You are free to define as many users as you need in OpenCms, assign roles to them and add them to groups. But there are some predefined users in the root OU that should not be deleted (or deleted only in rare cases).

Do not delete any predefined users!

The Admin user has the role "Root Administrator" assigned and has all rights inside OpenCms. This user's data can be altered but be sure to always have a root administrator in your system!

The export user is used internally by OpenCms for static export (of JSP-output for example). This user is in the Guests group and does not have to log in. If you want to get files statically exported, the user needs read permissions on the files. By the separation of Export user and Guest user you can block access to files for visitors of your website that are not logged in, but still have files exported. This may for example be useful in an intranet.

Users not logged in are treated as the Guest user.

In OpenCms you can define groups and add users to groups. Furthermore, each user has roles in OpenCms. Both, groups and roles are used to set the permissions of a user.
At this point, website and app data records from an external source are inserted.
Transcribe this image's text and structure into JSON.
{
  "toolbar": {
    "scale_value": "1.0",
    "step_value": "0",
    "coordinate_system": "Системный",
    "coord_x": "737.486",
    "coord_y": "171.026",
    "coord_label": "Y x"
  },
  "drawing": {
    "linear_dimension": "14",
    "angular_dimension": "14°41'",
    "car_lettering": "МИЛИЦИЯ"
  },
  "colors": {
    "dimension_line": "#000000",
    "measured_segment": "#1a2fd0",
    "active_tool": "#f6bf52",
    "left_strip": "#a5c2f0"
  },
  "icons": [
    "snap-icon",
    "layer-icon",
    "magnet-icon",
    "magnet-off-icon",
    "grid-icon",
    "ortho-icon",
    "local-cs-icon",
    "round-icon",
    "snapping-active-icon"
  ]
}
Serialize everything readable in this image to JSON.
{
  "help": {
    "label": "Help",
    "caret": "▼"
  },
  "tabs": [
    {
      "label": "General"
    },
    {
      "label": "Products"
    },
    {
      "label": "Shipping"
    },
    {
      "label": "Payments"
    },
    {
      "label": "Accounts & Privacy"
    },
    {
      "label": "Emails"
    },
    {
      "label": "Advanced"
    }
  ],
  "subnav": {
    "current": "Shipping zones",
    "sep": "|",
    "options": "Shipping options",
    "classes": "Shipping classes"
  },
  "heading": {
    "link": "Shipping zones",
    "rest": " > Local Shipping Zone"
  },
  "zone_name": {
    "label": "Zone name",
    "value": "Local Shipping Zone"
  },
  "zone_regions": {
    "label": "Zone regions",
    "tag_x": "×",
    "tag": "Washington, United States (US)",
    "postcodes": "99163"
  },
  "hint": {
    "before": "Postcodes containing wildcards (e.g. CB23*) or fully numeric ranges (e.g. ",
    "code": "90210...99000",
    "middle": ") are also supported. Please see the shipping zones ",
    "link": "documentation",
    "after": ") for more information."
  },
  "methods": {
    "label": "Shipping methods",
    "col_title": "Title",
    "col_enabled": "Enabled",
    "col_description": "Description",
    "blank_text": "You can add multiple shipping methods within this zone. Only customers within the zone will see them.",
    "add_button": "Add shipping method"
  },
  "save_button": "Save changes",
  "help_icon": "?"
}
But, the permissions of groups and roles are given with different focus:

  • Groups are used to control access to resources in the VFS.
  • Roles are used to control access to the system's functions according to the requirements of the respective role, e.g., control over whether the workplace can be accessed, whether resources can be published, whether user accounts can be managed, ...

The different focus of groups and roles also implies differences in their handling:

  • Roles are fixed while groups can be created or deleted
  • Group permissions can be set on all resources, role permissions are typically not added to resources, except in some /system/ folders.
  • Roles may override permissions set on groups or users, e.g., for the root administrator all permission settings are ignored, he always has all permissions.

Thus, when you think of designing your permission system in OpenCms:

  • Have a look at what a user should be able to do and assign their role according to those tasks. An overview of the available roles is found here.
  • Think about which users should have access to which resources and use groups to allow or deny access.

A default OpenCms installation ships with three predefined groups. They are special compared to user-defined groups and used internally by OpenCms.

Do not delete any of the predefined groups!

All members of the Administrators group are automatically root administrators.

Whenever you assign a role to a user, that user is added to the Users group. If you remove the role, they will also lose their group membership (even if you explicitly added them to the group before). Typically, all users should be in the Users group. For example, the rights to read, view and write content in the default site is granted to members of the Users group. The same holds for the /shared/ folder.

Guest and Export user are in this group. It is used in particular for all users who do not log in.

Organizational units (OUs) are meant to make rights management in complex systems easier. All user management in OpenCms is performed in OUs. By default, OpenCms has just one OU: The root OU, where all resources of the VFS belong to. Typically, you do not need to add more OUs.

If you do not need to equip a user with a special role only for special (sub-)sites of your OpenCms installation, stick to the one root OU and do not care about OUs at all. Only when you use OpenCms to handle, for example, many sites, or various subsites that should be managed by different users, will setting up several sub OUs be your choice.

For each sub OU you can specify users and groups and assign roles to users. Furthermore, you can restrict the resources that belong to an OU.

In essence, OUs allow you to:

  • assign roles to users for only parts of your website(s)
  • decentralize user management

But how do users choose their OU? If you have more than one OU, the login dialog changes and users have to select the OU on login.

The root OU differs from sub OUs wrt. the available roles. OpenCms system management is always tied to the root OU, thus the respective roles are only available in this OU. In particular, in sub OUs you can not assign the roles:

  • Root administrator
  • Database manager
  • Workplace manager